> EXERCISE PROMPT: Look through the entries that follow and count the lines with the word "желаете". The reply is that number alone.

[Opening STORED DATA section]

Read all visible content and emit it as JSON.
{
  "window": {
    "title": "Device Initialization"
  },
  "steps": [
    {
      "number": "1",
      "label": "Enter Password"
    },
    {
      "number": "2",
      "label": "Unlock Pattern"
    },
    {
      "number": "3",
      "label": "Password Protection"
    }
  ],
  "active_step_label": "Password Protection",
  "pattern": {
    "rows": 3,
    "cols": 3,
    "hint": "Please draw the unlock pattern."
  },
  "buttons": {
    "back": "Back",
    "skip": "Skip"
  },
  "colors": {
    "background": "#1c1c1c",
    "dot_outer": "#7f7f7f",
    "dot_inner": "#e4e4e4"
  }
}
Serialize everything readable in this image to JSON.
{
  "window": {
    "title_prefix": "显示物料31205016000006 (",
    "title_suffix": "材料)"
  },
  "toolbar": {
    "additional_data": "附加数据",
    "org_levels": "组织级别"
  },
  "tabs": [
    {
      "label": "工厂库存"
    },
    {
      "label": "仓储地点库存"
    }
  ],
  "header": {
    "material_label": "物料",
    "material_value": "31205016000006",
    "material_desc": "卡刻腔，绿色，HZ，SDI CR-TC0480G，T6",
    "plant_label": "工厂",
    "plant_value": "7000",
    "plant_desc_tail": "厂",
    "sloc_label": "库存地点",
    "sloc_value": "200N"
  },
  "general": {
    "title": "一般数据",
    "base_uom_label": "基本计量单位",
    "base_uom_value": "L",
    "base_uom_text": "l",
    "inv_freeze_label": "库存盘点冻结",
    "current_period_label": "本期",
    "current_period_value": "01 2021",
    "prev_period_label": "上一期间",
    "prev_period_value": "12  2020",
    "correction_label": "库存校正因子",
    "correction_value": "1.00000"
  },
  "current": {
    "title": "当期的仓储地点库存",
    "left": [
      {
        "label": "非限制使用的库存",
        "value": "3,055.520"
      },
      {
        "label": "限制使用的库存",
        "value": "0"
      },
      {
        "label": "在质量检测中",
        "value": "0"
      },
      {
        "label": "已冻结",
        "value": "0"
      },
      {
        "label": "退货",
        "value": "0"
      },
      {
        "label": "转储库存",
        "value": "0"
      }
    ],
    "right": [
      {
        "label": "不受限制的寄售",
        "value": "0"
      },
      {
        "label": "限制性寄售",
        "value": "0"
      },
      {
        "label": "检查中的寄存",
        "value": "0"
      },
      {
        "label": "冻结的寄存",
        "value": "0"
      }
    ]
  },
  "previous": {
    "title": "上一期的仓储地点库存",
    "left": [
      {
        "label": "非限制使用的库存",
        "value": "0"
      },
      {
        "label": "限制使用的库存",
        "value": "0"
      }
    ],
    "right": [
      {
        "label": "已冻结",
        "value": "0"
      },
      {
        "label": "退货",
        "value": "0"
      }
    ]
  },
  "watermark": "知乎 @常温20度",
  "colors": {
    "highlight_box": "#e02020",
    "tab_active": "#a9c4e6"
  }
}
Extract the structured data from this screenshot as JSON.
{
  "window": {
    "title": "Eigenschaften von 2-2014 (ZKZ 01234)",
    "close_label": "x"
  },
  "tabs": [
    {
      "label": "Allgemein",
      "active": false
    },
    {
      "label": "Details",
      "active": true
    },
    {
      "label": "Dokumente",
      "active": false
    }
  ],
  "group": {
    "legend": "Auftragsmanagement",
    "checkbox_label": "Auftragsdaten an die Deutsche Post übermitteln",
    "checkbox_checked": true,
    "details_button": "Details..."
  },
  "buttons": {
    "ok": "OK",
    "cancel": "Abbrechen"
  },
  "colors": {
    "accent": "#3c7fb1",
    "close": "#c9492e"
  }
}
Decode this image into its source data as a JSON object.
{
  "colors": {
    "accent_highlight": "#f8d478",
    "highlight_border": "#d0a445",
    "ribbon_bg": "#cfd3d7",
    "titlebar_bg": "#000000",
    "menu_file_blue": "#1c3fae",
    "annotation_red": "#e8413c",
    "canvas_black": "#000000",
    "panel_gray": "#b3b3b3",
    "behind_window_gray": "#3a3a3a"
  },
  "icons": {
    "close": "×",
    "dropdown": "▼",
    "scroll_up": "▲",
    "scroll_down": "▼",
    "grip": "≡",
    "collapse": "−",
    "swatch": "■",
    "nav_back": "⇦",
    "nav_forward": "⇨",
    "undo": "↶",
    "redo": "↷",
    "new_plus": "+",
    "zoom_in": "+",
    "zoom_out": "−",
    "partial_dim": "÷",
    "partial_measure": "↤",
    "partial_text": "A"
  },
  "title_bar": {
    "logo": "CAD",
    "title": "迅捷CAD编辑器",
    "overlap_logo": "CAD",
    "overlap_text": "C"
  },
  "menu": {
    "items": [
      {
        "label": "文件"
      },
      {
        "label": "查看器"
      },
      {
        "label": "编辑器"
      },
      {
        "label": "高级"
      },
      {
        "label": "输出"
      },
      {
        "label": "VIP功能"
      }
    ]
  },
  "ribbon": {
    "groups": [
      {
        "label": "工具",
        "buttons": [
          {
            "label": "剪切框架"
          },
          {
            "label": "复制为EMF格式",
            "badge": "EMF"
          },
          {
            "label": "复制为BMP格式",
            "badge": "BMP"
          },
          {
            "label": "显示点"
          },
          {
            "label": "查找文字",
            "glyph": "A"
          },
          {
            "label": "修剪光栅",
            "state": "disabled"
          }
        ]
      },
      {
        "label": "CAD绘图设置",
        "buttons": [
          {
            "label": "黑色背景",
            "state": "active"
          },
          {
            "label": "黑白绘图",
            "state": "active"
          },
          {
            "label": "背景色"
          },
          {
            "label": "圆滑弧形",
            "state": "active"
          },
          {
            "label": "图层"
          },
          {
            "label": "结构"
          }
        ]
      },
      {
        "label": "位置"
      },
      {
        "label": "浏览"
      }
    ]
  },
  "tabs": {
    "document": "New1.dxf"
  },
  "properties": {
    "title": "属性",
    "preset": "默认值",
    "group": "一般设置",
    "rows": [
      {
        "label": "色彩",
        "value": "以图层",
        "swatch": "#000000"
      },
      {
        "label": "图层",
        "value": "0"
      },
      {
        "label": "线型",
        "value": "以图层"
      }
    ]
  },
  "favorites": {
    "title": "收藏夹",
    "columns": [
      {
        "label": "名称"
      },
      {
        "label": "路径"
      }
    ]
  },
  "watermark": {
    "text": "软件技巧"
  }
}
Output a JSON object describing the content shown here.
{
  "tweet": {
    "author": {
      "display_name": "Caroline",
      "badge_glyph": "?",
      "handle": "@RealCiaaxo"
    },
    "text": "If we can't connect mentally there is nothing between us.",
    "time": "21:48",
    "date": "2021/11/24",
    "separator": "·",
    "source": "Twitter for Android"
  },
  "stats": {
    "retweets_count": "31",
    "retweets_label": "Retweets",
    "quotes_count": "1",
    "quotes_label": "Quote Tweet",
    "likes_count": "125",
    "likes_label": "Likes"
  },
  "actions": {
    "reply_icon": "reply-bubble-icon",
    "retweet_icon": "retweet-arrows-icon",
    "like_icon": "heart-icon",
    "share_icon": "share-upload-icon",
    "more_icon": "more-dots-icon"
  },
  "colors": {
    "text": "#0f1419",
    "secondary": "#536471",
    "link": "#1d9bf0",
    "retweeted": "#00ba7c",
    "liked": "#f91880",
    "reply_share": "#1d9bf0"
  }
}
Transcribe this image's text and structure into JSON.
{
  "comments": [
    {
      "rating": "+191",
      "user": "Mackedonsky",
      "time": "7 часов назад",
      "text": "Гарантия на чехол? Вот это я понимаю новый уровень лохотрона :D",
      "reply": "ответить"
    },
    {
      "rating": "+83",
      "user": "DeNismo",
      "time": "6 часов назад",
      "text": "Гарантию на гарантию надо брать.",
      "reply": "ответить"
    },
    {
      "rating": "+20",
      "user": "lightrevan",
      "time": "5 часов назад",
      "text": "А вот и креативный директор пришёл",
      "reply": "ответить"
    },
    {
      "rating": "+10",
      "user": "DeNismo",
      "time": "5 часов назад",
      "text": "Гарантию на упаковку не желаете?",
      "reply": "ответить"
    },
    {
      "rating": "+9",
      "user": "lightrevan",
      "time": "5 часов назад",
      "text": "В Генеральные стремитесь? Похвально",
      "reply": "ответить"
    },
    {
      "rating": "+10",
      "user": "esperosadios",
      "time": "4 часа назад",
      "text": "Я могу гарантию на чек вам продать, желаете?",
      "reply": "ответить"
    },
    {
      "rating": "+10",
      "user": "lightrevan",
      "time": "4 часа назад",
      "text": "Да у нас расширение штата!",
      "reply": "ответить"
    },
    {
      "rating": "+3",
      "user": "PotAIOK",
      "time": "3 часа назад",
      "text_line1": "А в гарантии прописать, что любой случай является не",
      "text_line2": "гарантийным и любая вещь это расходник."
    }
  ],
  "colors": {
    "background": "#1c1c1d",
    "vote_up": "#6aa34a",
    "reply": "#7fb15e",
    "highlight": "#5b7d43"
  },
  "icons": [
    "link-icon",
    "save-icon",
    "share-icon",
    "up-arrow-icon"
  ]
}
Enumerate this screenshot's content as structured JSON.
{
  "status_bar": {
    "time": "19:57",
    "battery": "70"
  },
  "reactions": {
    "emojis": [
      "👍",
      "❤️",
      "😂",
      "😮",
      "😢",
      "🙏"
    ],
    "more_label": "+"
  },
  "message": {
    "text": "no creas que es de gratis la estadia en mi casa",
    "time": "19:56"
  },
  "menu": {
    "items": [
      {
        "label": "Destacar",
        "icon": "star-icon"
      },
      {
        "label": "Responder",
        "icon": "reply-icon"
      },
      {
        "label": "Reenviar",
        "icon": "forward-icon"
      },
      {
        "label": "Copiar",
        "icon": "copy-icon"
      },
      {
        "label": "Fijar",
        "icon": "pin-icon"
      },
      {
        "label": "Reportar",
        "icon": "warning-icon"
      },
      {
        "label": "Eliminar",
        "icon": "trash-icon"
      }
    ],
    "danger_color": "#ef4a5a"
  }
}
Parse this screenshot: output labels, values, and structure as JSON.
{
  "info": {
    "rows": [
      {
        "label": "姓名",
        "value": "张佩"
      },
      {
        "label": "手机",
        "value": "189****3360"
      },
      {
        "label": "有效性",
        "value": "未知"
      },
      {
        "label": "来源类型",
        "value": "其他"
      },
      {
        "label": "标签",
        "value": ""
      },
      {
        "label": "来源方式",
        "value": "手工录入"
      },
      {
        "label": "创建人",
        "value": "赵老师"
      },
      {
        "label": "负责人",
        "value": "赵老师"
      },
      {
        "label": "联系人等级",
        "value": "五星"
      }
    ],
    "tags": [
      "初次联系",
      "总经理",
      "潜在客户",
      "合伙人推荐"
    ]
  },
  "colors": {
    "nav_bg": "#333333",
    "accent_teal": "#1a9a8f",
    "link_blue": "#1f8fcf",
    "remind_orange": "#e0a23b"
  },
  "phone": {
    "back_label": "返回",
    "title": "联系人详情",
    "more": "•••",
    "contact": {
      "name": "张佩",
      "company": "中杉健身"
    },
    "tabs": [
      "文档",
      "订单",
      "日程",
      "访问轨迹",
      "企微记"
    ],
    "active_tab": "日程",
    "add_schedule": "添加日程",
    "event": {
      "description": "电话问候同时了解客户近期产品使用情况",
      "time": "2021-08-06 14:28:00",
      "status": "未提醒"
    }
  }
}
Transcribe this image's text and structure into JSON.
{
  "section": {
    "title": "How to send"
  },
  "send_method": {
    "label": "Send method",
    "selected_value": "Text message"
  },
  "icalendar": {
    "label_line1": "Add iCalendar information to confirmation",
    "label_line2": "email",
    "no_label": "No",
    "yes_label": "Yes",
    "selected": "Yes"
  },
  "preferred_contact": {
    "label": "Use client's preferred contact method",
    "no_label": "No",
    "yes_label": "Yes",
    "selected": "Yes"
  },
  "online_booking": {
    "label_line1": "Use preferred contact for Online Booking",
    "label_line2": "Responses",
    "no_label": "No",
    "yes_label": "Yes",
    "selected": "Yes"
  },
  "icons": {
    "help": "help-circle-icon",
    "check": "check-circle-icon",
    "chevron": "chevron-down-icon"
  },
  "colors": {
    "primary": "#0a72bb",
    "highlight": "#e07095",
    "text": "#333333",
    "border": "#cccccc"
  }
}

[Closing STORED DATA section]

> EXPECTED ANSWER: 2